But it was a time of enormous conformity – girls were still meant to dress like their mothers. In Hannah’s character [played by Lily Sarcofsky], through the story we begin to see her rebelling and the whiff of the ‘60s. But that sense of life being very insecure is from my own life, really.
'We begin to see [Hannah] rebelling'
The shadow of the Second World War is still very much present. It is poised between this threat of possible terrifying confrontation ahead and the very real experience of war just before.
SP: The boarding school that I went to was so Dickensian. I had to water it down [for the series] because I thought it would seem so over the top, my school. But there was the shadow of the war and the masters, some of them had been injured in the war. There was a sort of rage that their lives had been so disrupted, and they took it out on the boys.
The son of the family, Sasha, is based on Poliakoff himself
How important do you think it is to bring antisemitism into drama these days?
SP: Antisemitism does recur in this piece. There’s an important plot development that involves it later on in the series. There are very few Jews in British drama, for some reason. Since the death of the great Jack Rosenthal, we haven’t had a lot of Jewish character portrayed. They’re often portrayed in orthodox settings, like the recent Rachel Weisz movie [Disobedience].
Whereas there’s a whole other strand of the Jewish émigré story, of people wanting to assimilate – and that’s where Samuel comes from, where my father comes from. It’s rarely dramatised in British stories. Obviously, antisemitism is a huge issue at the moment and a terribly worrying one. I never thought it would come back in my lifetime in the way that it has.

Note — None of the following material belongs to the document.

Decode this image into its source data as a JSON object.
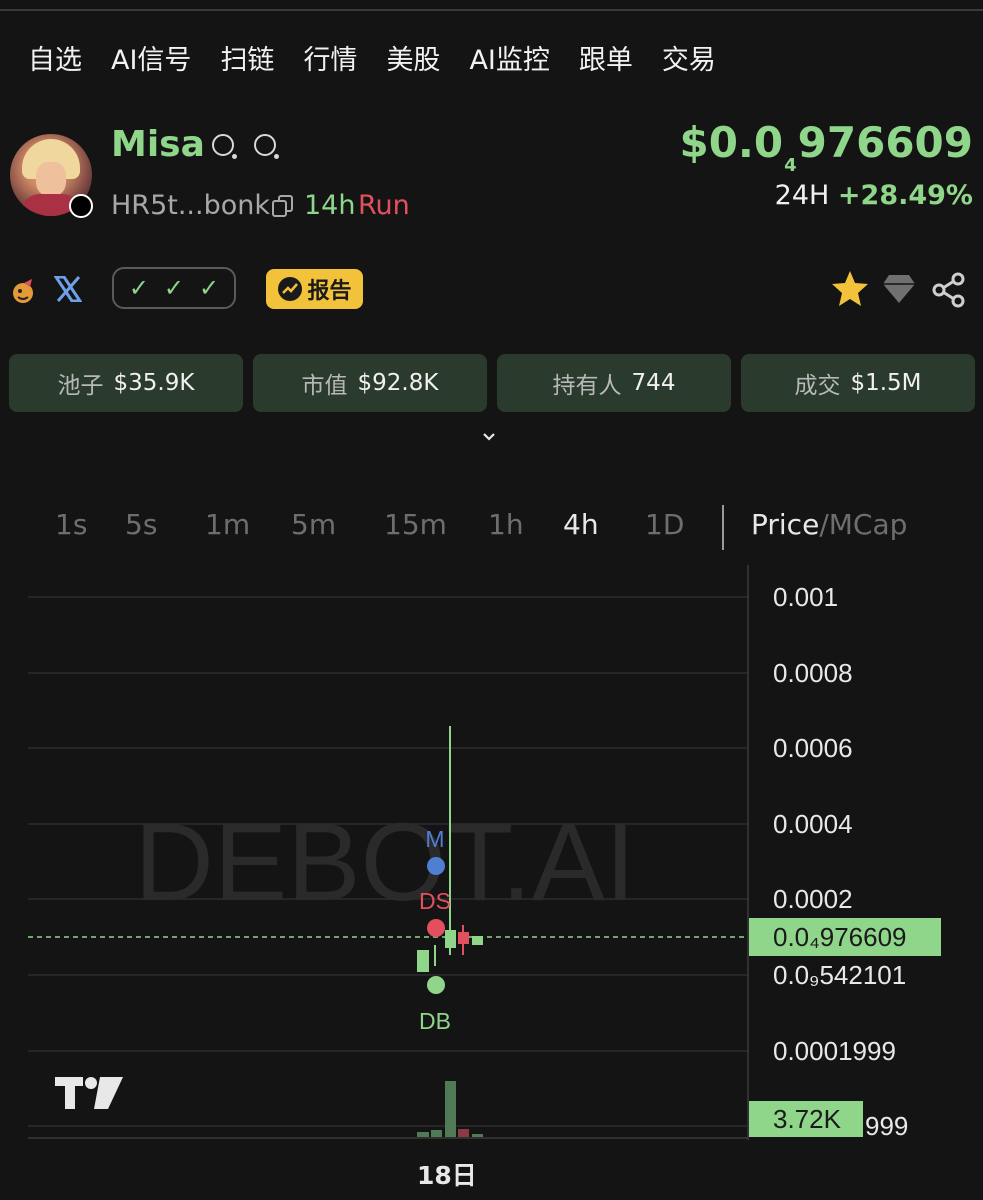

Summer of Rockets starts on BBC Two at 9pm on Wednesday 22nd May. After airing, the whole series will be available on BBC iPlayer.